-- Opening Marker --
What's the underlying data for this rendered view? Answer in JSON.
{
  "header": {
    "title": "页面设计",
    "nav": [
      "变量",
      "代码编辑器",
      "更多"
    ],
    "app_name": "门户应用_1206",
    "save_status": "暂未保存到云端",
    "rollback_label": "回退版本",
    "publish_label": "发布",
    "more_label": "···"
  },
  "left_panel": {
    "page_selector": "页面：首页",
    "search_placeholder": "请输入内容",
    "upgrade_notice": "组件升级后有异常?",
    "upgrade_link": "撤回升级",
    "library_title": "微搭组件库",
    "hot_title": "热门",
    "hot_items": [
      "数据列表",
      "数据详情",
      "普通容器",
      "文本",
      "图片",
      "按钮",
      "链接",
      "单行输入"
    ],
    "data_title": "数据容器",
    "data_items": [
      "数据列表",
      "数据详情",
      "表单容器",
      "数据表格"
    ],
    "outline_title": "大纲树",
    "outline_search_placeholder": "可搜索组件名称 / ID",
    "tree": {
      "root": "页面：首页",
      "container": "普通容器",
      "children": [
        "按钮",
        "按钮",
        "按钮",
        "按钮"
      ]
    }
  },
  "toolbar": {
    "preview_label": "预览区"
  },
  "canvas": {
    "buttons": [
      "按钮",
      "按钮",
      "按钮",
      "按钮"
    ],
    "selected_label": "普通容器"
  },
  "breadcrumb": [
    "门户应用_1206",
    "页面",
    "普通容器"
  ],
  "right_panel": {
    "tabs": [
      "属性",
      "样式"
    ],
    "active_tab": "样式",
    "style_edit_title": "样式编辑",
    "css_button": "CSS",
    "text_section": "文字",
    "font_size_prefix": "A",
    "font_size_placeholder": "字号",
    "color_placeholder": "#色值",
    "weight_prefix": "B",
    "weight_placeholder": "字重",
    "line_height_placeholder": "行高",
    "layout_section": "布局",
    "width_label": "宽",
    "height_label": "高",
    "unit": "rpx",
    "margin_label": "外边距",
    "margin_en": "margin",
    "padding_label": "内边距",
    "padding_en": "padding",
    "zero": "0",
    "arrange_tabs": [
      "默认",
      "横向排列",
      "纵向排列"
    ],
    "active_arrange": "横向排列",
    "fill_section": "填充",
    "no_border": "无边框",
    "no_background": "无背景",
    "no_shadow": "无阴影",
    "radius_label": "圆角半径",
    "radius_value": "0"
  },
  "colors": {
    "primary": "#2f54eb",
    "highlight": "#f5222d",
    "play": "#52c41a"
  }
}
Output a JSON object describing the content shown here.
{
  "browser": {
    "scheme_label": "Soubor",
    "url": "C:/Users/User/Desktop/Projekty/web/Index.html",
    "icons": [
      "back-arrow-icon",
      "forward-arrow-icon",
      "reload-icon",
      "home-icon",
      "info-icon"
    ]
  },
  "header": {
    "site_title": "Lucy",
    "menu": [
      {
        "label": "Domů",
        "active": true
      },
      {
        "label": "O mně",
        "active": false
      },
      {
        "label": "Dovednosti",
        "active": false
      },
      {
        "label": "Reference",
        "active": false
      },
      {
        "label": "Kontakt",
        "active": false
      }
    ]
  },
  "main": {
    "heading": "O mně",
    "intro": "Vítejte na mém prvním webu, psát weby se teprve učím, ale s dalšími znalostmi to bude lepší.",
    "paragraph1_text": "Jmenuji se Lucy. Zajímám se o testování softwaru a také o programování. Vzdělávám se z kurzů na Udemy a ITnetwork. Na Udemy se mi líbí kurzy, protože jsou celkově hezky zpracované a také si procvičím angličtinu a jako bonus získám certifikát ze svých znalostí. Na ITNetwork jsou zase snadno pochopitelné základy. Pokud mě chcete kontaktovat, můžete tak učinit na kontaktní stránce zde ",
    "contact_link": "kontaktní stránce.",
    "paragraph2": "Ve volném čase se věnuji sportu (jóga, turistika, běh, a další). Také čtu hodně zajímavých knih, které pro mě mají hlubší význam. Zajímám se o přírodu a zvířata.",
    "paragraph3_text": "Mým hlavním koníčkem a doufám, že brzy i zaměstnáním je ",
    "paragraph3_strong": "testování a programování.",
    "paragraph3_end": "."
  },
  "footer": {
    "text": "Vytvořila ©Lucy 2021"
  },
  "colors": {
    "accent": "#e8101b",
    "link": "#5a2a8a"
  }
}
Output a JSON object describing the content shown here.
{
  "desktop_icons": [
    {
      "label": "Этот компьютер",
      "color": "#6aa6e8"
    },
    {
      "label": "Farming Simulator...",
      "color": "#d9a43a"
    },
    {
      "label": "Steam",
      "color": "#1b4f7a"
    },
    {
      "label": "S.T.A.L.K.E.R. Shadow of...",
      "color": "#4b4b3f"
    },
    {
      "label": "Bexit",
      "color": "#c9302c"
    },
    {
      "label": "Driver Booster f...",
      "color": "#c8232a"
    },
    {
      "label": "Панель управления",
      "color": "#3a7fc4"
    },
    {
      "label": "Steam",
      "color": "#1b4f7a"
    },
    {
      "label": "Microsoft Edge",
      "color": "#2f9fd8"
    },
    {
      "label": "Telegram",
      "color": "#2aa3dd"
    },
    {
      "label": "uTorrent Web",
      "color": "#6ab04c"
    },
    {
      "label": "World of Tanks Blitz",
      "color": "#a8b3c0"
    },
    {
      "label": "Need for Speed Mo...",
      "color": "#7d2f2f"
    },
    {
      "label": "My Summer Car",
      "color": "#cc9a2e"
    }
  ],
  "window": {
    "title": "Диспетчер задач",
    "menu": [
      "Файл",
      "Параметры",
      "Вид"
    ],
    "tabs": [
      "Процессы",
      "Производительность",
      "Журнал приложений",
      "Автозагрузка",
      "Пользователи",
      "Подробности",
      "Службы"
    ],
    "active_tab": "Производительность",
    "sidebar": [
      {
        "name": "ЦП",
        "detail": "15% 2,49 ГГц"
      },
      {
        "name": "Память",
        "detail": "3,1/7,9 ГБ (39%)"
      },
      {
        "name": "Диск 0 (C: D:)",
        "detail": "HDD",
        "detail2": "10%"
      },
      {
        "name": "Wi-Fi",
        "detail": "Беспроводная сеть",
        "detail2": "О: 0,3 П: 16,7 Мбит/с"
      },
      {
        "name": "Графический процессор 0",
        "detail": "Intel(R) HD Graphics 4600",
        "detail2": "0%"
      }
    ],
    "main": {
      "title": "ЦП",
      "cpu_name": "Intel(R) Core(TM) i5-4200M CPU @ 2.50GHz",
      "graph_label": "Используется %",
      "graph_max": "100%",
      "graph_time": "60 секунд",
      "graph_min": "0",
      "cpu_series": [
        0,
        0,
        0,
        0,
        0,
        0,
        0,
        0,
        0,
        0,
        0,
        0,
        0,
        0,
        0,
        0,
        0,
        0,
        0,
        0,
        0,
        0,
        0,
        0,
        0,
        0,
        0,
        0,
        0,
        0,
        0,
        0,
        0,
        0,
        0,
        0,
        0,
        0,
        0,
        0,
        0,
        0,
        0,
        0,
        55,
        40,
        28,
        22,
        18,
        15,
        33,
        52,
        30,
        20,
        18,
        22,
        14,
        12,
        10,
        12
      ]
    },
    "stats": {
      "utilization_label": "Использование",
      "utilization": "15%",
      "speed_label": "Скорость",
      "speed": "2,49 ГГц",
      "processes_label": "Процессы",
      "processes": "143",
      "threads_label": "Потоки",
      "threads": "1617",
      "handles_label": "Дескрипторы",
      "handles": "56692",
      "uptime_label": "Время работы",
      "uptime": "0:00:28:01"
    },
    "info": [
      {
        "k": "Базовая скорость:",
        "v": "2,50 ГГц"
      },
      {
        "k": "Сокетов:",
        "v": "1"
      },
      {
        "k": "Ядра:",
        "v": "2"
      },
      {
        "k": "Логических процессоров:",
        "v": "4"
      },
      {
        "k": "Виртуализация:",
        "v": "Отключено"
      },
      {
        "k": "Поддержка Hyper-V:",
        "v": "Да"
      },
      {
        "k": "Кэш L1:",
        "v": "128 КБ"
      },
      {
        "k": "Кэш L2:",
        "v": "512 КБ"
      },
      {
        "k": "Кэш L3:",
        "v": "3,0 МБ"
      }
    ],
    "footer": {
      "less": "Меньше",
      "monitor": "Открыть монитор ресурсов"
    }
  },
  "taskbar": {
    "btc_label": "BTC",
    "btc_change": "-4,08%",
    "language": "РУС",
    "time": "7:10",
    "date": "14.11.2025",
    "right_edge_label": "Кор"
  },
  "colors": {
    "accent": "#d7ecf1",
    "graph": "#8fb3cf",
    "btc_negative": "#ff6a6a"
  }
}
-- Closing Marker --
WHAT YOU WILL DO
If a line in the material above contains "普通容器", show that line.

OUTPUT FOR THIS TASK
      "普通容器",
      "container": "普通容器",
    "selected_label": "普通容器"
    "普通容器"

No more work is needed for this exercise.